Again, you really want to see cyber-protection right onboard your devices and machines. Capital-goods makers are certainly moving in this direction. But the costs are very high. Some classes of machines (such as industrial robots and high-end PLCs) already have the compute power needed for the job. But most don’t.

Today’s machines already support connectedness. But adding enough extra compute power to support strong crypto and other tough-to-manage security technologies is a much bigger stretch, both operationally and cost-wise. For some machines, these capabilities will come very soon. For others it‘ll take longer (5-10 years). And for many, it will never make sense.

So what’s the best path for IT and OT professionals?

For many, the answer will be an IT/OT gateway. This is a computing device deployed at or near the network boundary between IT and OT that can supply a range of cyber-protective capabilities.

While not as satisfying as intrinsic device-level security, the gateway approach meaningfully improves cyber assurance at modest cost. Deployed properly, gateway-level protection is also highly manageable and cost-effective at scale.
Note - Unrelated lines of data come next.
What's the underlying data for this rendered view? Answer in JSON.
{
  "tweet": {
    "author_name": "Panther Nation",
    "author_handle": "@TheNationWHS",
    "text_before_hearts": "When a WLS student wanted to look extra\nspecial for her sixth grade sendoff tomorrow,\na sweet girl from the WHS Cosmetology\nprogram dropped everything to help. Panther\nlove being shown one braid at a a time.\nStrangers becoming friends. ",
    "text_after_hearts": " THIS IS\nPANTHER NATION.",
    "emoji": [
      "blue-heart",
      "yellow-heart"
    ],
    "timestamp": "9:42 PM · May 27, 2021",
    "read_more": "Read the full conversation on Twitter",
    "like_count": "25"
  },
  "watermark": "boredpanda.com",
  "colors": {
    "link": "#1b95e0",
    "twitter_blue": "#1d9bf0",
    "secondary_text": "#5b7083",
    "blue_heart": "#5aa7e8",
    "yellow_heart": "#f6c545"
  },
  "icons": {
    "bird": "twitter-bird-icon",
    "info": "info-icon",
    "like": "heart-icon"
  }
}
The key thing about gateway security is that it needs to deliver the same protections that will eventually migrate to machines themselves. This makes management and future-proofing of industrial infrastructure seamless and cost-effective.

Ask your security vendors and your equipment providers to show you that they can use standards-based security technologies. You don’t want to train your people to handle challenging IT-oriented cybersecurity products now, and then retrain them later when your equipment providers bring you something different.

The last point I want to make here is about defense-in-depth, a core strategy recommended by many security experts. To get defense-in-depth, you should consider a combination of gateway protection (now) and machine-level protection (when it arrives)... as long as your vendors can work together to keep management simple and cost-effective!